DIRECTIONS FOR THIS TASK:
Number of lines with the string "meta" in the entries below: report it, and nothing besides.

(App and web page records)
==================================================

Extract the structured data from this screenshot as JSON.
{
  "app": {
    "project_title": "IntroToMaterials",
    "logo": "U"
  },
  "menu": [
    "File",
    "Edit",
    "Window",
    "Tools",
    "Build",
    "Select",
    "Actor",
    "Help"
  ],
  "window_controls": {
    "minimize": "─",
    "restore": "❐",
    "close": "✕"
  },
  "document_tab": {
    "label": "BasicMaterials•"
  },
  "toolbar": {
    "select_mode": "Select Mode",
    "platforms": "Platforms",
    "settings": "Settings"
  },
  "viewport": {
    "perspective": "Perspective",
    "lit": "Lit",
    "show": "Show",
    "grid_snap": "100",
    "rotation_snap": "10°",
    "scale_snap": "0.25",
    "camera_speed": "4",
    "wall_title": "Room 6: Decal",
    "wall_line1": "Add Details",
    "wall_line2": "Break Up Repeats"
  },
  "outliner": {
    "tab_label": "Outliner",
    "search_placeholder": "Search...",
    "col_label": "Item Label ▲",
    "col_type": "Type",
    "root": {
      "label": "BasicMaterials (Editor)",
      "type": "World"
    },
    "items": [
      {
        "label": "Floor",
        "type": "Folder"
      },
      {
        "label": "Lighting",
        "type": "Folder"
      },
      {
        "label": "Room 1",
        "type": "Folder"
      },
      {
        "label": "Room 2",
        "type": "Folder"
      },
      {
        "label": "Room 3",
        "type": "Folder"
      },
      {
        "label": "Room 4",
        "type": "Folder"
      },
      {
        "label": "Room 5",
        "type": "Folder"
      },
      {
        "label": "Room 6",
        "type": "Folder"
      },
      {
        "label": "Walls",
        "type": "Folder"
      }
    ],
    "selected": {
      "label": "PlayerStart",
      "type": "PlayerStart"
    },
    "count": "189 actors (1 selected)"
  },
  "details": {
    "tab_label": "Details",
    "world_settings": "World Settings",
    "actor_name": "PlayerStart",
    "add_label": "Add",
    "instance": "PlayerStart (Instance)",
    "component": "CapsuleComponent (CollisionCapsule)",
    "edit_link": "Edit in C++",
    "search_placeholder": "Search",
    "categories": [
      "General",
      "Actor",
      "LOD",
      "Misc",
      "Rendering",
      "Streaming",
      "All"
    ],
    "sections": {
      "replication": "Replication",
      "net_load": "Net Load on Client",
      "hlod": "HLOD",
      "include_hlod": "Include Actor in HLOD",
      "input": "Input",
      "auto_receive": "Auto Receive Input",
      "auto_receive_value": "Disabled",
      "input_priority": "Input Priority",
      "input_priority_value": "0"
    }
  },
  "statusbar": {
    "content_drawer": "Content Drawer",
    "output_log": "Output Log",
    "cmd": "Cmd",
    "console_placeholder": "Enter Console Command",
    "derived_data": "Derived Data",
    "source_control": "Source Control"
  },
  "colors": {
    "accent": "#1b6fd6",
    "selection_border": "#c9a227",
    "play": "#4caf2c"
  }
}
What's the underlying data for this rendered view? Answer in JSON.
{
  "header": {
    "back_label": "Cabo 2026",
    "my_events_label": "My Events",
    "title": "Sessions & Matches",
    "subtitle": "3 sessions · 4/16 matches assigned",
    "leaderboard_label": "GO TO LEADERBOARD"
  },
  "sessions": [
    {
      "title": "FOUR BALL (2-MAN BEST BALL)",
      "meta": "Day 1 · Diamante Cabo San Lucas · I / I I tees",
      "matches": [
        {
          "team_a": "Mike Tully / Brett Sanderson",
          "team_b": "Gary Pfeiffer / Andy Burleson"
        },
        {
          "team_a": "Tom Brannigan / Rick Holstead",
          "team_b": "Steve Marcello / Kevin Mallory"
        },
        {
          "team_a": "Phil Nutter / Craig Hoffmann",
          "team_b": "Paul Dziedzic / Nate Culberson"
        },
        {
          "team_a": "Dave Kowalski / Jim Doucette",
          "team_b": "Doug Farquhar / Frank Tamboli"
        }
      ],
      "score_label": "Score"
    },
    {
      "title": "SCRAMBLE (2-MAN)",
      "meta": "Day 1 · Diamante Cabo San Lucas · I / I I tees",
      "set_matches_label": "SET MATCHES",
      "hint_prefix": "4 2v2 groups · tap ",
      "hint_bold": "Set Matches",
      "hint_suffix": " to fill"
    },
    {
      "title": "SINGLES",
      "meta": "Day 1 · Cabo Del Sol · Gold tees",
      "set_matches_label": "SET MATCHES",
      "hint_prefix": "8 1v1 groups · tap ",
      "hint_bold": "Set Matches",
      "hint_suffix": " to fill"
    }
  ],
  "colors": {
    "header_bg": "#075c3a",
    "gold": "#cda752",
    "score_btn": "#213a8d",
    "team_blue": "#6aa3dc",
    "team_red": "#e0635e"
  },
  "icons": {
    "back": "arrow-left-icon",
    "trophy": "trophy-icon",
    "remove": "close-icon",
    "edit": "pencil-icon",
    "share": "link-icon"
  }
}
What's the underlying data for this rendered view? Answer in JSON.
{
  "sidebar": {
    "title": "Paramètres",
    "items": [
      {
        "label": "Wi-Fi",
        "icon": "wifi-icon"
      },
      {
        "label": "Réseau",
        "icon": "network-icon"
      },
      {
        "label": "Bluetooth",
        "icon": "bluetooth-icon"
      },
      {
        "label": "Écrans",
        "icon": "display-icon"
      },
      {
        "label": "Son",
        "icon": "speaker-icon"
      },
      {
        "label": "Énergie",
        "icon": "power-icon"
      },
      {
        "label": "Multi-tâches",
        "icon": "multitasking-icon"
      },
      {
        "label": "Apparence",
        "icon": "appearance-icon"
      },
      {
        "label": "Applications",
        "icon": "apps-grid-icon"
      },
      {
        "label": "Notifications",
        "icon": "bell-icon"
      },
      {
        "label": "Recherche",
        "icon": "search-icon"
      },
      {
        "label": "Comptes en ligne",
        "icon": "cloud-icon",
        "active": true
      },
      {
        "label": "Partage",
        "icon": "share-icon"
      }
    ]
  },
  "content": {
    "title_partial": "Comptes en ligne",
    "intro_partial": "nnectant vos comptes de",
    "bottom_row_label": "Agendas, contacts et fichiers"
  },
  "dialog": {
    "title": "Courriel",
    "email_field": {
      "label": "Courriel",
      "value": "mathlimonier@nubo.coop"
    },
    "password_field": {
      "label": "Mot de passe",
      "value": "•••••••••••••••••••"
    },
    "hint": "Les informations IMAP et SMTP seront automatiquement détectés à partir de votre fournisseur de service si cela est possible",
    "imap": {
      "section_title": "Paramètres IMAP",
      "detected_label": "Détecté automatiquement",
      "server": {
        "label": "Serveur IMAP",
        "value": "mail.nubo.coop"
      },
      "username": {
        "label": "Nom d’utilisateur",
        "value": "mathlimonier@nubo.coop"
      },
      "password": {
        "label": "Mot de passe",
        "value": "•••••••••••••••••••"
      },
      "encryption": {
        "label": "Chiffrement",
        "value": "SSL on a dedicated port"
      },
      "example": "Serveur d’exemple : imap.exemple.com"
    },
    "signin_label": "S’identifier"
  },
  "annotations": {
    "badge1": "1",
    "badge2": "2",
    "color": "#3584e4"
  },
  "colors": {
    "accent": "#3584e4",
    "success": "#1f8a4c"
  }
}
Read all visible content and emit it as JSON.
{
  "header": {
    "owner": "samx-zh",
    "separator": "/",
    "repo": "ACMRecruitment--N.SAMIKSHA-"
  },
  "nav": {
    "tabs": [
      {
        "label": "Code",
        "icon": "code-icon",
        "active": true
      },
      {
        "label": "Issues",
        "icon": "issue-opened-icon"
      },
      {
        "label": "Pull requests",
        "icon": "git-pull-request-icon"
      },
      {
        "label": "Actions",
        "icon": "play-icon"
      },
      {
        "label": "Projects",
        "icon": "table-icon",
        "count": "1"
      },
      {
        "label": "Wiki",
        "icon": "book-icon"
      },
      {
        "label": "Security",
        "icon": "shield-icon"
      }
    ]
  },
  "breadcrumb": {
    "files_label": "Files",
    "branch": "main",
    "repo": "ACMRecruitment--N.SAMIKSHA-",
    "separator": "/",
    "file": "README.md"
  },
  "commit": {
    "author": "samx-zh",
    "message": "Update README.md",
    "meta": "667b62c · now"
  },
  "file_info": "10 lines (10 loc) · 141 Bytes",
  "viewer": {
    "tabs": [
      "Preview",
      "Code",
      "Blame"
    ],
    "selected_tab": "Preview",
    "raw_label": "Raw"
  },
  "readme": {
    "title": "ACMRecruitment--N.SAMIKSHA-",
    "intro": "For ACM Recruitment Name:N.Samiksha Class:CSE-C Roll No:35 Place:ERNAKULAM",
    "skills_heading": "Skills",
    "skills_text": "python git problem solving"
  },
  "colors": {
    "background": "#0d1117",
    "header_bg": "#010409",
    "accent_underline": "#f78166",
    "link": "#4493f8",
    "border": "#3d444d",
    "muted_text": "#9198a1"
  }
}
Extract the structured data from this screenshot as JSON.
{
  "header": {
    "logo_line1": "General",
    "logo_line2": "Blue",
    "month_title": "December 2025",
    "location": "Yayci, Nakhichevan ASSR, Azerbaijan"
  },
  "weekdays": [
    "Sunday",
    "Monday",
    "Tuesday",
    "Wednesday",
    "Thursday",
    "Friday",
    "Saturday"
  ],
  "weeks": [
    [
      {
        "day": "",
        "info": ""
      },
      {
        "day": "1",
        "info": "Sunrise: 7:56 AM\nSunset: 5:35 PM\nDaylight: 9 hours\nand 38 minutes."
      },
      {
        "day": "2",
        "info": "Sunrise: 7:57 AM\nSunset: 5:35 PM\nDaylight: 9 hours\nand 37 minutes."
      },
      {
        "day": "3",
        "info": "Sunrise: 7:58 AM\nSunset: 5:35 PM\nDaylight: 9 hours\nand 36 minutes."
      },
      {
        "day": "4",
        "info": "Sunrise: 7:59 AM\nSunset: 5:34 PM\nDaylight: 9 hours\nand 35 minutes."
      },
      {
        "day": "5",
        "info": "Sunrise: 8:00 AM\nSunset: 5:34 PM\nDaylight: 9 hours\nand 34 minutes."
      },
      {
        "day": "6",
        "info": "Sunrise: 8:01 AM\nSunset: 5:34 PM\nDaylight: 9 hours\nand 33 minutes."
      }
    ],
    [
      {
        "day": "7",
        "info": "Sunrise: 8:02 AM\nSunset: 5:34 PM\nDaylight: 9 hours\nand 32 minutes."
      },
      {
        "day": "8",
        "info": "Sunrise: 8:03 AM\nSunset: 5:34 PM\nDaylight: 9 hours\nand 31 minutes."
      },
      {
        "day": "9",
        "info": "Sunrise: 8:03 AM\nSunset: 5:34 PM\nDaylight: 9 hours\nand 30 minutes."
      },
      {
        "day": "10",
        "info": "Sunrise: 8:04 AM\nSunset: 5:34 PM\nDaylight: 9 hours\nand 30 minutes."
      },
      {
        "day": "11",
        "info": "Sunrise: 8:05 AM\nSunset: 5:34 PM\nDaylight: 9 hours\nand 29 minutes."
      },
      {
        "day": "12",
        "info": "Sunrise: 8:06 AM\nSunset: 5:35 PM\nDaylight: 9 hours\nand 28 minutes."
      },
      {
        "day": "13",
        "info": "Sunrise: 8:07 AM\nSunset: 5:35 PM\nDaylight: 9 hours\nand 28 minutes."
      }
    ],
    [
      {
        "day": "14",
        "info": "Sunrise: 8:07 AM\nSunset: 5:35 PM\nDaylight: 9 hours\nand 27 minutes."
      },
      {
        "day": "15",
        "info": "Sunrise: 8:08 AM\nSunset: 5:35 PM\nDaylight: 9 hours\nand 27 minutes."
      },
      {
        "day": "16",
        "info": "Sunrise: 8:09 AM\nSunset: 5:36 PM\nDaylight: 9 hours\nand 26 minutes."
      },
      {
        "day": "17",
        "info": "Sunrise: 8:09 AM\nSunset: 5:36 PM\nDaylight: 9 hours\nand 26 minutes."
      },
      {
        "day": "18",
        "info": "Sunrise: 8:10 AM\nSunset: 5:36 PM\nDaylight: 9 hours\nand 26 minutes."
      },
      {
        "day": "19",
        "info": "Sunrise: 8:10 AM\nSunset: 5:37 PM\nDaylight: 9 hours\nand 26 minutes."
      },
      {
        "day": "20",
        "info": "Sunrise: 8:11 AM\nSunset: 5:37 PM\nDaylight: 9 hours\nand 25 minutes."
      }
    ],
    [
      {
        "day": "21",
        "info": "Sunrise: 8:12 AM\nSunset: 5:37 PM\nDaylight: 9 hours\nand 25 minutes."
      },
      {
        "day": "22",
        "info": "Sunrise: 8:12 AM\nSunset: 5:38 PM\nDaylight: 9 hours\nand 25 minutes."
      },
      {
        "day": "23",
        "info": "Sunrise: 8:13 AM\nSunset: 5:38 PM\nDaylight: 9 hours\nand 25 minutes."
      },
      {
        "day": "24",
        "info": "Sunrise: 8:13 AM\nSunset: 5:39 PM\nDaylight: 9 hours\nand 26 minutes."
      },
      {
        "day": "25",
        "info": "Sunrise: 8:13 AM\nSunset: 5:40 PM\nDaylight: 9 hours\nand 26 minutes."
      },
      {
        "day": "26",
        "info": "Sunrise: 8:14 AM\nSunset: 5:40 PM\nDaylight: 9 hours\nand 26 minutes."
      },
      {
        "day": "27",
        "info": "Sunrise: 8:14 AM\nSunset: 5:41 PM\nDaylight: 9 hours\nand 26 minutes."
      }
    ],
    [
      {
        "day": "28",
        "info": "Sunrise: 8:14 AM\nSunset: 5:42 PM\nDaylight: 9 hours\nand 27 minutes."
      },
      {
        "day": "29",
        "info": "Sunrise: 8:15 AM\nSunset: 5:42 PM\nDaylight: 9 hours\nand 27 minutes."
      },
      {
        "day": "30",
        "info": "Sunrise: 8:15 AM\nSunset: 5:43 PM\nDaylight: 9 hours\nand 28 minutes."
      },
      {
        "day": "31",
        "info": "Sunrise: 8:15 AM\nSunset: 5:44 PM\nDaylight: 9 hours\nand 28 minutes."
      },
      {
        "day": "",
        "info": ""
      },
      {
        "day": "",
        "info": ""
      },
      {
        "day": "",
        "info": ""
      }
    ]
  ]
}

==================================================

EXERCISE SOLUTION:
4